Solar cells that may be able to convert up to half of the sunlight that falls on them into electricity are undergoing tests in North Carolina. Even the best cells today only operate at 25 percent efficiency.
The cells alone can convert 42.5 percent of sunlight into electricity he told this year’s meeting of the American Association for the Advancement of Science. When they are part of a panel, efficiency drops to 35 percent, still well above the industry standard. When the design is amended, he believes, their efficiency could rise to 50 percent. Their secret is that they are actually not one cell, but four, stacked one on top of another. Concentrating photovoltaic (CPV) modules work in much the same way as traditional PV modules. However, they use optics to concentrate the sunlight onto solar cells that do not cover the entire module area.

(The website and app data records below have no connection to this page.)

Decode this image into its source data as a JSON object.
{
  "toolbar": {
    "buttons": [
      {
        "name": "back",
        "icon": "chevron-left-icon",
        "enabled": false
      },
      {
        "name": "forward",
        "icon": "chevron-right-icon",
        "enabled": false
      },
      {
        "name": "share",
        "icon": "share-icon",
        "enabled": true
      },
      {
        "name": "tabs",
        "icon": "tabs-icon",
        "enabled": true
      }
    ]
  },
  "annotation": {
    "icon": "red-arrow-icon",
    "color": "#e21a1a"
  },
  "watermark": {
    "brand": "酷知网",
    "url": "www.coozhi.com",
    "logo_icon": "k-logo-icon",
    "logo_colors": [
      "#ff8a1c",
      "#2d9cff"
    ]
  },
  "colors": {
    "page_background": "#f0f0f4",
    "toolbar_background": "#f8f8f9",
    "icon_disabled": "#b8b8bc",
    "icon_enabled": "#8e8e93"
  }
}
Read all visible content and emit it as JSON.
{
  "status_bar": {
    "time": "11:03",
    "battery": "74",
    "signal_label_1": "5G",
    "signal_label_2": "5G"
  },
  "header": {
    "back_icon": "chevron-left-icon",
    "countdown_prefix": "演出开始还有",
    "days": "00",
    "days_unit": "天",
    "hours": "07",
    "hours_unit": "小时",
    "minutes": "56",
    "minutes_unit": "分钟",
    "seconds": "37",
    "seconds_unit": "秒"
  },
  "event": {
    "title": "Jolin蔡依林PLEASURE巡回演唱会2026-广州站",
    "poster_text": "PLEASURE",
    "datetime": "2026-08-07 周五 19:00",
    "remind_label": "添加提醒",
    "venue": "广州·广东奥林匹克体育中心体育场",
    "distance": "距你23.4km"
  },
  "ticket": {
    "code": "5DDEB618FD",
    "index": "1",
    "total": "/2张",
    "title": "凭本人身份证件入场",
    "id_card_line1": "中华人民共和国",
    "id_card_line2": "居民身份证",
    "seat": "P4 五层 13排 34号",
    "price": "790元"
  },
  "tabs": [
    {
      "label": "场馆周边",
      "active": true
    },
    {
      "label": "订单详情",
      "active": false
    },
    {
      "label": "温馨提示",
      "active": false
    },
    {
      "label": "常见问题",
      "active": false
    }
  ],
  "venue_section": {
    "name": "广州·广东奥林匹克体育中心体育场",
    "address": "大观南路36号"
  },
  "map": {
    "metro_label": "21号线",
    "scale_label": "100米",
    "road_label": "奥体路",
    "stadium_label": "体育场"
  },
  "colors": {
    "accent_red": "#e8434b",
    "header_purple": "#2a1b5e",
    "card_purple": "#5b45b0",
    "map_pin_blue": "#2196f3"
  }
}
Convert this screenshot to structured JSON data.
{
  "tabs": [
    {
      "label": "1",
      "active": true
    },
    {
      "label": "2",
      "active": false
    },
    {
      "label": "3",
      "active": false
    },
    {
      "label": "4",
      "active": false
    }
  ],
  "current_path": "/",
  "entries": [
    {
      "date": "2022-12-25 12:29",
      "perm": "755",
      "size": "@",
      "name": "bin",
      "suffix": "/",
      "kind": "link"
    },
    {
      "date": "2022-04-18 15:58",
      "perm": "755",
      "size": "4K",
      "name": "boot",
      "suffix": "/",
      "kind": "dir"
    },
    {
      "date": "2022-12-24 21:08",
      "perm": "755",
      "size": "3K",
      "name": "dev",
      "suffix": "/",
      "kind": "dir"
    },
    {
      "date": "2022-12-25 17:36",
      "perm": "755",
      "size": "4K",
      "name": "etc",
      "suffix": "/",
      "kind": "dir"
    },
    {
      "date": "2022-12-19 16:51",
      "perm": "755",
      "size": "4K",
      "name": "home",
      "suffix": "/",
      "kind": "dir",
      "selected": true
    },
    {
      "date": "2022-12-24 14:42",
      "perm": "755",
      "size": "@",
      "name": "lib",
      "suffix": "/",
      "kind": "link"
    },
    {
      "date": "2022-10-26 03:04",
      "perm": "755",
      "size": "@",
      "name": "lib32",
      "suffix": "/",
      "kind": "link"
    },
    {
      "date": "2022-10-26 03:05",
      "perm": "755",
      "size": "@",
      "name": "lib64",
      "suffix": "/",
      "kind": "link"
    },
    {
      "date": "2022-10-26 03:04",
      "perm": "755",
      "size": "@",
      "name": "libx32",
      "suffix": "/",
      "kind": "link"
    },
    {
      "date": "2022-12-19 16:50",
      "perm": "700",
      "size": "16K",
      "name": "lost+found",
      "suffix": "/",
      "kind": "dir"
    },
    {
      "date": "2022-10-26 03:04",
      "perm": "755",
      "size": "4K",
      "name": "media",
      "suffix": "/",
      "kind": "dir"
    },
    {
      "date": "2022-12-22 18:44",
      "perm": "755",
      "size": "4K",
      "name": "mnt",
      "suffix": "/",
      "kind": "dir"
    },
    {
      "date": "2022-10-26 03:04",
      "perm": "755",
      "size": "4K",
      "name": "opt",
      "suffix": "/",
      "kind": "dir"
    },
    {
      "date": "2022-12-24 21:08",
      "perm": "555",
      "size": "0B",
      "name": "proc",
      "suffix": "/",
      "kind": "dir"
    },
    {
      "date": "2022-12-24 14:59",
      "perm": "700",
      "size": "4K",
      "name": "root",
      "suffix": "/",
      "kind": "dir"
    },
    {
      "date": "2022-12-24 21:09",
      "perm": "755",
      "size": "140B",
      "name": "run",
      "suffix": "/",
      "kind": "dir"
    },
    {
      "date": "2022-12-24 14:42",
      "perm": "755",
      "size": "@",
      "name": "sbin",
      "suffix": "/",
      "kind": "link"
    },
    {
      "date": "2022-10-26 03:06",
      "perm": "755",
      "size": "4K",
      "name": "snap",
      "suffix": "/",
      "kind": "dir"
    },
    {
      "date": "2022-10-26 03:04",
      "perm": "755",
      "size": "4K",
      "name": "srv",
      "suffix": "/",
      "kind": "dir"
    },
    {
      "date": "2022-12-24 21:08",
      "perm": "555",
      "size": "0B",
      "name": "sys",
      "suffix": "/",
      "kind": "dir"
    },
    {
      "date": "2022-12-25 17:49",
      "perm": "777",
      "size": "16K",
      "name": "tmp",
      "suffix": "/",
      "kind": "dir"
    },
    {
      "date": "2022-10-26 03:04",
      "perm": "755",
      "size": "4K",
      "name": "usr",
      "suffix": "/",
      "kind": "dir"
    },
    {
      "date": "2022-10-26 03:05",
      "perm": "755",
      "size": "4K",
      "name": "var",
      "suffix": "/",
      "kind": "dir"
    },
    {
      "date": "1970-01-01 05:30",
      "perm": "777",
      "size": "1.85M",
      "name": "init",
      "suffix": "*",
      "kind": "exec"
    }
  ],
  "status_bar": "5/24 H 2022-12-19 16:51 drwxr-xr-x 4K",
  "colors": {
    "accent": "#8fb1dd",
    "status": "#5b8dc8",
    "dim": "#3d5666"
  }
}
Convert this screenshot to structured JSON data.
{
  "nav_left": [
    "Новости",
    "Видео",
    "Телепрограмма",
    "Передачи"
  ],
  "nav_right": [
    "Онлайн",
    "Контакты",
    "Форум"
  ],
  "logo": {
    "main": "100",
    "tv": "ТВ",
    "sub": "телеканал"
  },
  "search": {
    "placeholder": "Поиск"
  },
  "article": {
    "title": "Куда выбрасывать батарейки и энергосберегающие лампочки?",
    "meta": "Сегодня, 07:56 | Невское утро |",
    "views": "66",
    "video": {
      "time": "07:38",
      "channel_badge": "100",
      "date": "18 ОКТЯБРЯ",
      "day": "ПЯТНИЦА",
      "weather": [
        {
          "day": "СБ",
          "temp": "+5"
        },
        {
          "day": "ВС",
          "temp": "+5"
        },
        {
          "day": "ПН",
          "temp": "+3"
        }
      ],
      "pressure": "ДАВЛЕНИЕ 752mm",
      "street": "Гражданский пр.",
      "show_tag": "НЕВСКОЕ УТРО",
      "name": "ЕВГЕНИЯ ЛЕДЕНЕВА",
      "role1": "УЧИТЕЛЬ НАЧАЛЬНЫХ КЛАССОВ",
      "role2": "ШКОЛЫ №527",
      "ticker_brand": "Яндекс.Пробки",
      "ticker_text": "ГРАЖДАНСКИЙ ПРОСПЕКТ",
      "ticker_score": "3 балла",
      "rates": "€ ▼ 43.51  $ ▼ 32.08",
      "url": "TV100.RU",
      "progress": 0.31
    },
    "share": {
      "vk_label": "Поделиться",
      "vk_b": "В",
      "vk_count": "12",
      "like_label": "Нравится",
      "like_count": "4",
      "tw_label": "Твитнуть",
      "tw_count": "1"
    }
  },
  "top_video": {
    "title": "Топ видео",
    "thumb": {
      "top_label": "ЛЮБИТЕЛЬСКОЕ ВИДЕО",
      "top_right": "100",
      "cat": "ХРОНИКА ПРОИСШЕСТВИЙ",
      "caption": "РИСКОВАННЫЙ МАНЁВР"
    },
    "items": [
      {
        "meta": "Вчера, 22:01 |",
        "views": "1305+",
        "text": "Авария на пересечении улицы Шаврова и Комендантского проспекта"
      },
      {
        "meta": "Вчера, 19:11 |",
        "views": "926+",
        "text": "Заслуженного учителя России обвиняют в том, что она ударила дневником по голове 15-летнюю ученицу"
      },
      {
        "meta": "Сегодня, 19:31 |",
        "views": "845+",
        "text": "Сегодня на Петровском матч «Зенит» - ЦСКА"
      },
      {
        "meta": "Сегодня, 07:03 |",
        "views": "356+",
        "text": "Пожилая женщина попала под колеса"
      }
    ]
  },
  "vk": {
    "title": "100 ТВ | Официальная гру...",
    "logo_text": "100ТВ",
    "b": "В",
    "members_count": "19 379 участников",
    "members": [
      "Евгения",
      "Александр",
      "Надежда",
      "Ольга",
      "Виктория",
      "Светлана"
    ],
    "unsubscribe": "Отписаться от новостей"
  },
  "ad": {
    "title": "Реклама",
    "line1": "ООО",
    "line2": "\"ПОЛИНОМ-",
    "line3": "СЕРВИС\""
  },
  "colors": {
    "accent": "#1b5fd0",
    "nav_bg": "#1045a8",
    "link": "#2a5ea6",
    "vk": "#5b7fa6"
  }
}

Rogers chooses materials so that the bottom of the band gap of the top layer matches the top of the band gap of the one underneath, and so on down the stack, says The Economist, adding that “Each layer thus chops off part of the spectrum, converts it into electrical energy and passes the rest on.”
Materials needed to make these semiconductors are problematic. They include expensive materials like arsenic, gallium and indium. But Rogers has devised a way to overcome this, says The Economist. Normal solar-cell modules are completely covered by semiconductor, but in his only 0.1 percent of the surface is.
Semprius’s panels are now being tested at 14 sites around the world. How much they will cost to make when mass produced is unknown.